Lucha Libre


Lucha Libre

Lucha Libre (Spanish: Free Fighting or Free Wrestling) is the term used in Mexico for professional wrestling.

Much like it’s American equivalent it is a display of athleticism and is more of a dance than an actual fight. I like to call it “The Ballet of the 21st Century”.

Not being a fan of wrestling I was somewhat skeptical about how much I would enjoy the event, this skepticism was squashed very soon after arriving.

The wrestlers known as “Luchadores” employ a series of holds and moves in addition to high flying aerobatics to excite even the most hard to please viewer. Many Luchadores wear colourful masks them them a mysterious presence that adds to the theatrics of the show.

As with American matches a bout is won by pinning an opponent for a three count or expelling him from the ring for a count of twenty.

The masks have been worn by the luchadores since the inception of Lucha Libre some time in the 1930’s and represent a historical significance dating back to the Aztecs.

The spectacles are held weekly on Friday nights, the arena we attended is the “Arena Mexico”. Even before entering the area it is hard not to be a little excited. The streets leading to the arena entrances are lined with stalls selling various paraphernalia pertaining  the sport.

Mini Luchadore

Watching the people walk the street wearing the masks is somewhat surreal,one little boy (pictured) was in full costume and accompanied by his mother who was encouraging him to pose for peoples cameras.

Inside the show itself is just that, a show. The energy of the arena made it impossible not to get involved in the cheering. We sat around seven rows from the ring which is close enough to see all the action and far enough away that a wrestler won’t fall in your lap.

Although it is a show and the combat is simulated it’s not without injury. During one of the matches a luchadore standing on the turnbuckle, leaped down towards the outside of the ring at his opponent. He hit his head upon a spectators seat which lead to him being taken away on a stretcher by the medics, sure this could have been apart of the show, but it looked like it hurt, and I hope he has affordable health insurance.

Our tickets cost us Mex$280 which put us in “tier 2”. We were very close to the ring and with the addition of the beer waiter, who brought us our drinks directly to our seats, the experience was more than enjoyable.

If you are going to visit Mexico City and have few hours free on a friday night, I would highly recommend a trip to the Lucha Libre.

Lucha Libre TicketMe in my Mistico Mask

Me in my Mistico Mask

2 Responses to “Lucha Libre”

  1. These are all nice pics, Christopher.
    Mexico is one photo-op after another.
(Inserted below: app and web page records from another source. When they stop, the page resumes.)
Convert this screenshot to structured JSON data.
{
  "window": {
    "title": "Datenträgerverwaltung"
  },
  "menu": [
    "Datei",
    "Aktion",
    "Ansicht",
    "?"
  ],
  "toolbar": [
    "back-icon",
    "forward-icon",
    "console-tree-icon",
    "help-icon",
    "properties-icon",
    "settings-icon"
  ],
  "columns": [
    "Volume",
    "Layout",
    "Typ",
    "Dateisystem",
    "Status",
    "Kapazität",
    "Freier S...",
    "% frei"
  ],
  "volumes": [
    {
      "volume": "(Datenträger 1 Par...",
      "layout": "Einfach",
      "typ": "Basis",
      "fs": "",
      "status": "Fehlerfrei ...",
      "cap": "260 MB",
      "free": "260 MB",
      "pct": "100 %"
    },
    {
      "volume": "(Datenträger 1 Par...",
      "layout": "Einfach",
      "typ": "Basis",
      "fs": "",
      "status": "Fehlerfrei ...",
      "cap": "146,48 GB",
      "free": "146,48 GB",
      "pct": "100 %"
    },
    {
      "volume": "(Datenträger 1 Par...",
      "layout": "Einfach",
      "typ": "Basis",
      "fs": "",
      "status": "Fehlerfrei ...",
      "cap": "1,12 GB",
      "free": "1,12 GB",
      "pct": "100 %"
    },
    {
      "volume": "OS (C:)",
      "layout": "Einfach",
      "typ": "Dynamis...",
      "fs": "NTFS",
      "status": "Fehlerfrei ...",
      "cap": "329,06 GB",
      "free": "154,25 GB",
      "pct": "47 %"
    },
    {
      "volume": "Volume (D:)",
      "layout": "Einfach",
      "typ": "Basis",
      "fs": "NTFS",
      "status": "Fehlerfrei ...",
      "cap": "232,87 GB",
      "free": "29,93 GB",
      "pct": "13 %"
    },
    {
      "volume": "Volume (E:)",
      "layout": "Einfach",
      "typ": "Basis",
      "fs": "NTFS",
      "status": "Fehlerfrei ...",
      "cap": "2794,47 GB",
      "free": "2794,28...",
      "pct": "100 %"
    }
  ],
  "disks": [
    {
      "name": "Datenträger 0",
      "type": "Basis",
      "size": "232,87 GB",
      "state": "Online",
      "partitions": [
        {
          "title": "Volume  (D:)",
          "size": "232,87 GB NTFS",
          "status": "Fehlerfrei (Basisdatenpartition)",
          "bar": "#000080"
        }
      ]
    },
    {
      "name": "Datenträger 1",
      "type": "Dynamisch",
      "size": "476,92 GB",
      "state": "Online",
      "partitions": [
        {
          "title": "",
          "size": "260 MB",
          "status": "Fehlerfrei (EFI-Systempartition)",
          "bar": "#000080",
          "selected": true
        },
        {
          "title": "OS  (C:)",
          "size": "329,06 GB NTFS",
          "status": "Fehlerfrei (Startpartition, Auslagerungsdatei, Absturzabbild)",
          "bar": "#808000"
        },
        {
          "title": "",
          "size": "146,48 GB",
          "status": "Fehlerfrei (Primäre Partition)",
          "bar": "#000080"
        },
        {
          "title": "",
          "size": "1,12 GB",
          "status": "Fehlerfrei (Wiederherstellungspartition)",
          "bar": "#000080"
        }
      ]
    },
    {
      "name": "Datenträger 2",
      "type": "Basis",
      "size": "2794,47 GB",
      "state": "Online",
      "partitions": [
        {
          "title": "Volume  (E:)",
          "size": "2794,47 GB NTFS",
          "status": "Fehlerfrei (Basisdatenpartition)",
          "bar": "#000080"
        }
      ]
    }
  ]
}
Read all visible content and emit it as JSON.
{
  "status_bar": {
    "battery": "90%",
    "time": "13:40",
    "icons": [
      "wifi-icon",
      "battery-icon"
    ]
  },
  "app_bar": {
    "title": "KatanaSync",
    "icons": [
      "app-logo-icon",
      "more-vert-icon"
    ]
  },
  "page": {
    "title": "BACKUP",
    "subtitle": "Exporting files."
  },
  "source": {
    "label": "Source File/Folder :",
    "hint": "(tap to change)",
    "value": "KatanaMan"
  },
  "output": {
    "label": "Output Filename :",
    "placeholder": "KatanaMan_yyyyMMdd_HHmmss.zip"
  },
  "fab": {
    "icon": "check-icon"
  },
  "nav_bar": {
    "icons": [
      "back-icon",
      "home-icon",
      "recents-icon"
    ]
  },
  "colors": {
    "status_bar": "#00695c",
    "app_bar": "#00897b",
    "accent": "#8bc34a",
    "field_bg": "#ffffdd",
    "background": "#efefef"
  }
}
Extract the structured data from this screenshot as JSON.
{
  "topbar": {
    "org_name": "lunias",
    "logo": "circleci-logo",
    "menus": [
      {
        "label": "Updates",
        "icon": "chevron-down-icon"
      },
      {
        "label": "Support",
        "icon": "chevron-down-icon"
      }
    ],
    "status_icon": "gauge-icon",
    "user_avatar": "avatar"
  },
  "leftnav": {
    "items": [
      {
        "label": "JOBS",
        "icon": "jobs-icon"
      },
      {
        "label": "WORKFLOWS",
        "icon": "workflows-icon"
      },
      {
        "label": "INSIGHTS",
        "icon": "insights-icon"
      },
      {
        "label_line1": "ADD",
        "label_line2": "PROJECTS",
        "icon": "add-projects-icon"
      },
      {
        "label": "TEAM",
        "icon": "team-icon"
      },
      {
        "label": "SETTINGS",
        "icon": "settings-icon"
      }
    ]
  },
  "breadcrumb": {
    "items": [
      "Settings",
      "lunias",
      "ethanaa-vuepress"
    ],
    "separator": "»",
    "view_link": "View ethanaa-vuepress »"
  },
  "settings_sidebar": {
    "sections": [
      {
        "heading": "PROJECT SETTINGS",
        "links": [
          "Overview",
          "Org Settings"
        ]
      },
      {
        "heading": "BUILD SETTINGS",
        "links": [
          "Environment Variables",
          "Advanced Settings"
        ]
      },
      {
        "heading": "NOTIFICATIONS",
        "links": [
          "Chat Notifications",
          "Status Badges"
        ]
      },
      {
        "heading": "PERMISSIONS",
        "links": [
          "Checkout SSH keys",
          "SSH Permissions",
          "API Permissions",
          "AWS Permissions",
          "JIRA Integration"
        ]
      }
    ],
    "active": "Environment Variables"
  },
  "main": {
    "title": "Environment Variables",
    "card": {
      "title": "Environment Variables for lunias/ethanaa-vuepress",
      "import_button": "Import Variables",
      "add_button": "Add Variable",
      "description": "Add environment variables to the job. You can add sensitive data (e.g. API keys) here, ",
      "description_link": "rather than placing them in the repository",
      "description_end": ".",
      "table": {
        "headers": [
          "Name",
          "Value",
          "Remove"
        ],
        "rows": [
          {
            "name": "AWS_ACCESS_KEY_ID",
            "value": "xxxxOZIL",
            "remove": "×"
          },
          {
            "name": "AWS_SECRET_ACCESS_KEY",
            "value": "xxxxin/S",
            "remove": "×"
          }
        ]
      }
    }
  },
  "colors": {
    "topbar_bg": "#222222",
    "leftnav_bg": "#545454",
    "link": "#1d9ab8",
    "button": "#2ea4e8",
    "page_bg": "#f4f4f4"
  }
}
The only thing to be careful of is photographing the indigenous, in some places in southern MX it can even get you killed.
    Enjoy and be safe.

Leave a Reply

Fill in your details below or click an icon to log in: Logo

You are commenting using your account. Log Out / Change )

Twitter picture

You are commenting using your Twitter account. Log Out / Change )

Facebook photo

You are commenting using your Facebook account. Log Out / Change )

Google+ photo

You are commenting using your Google+ account. Log Out / Change )

Connecting to %s

%d bloggers like this: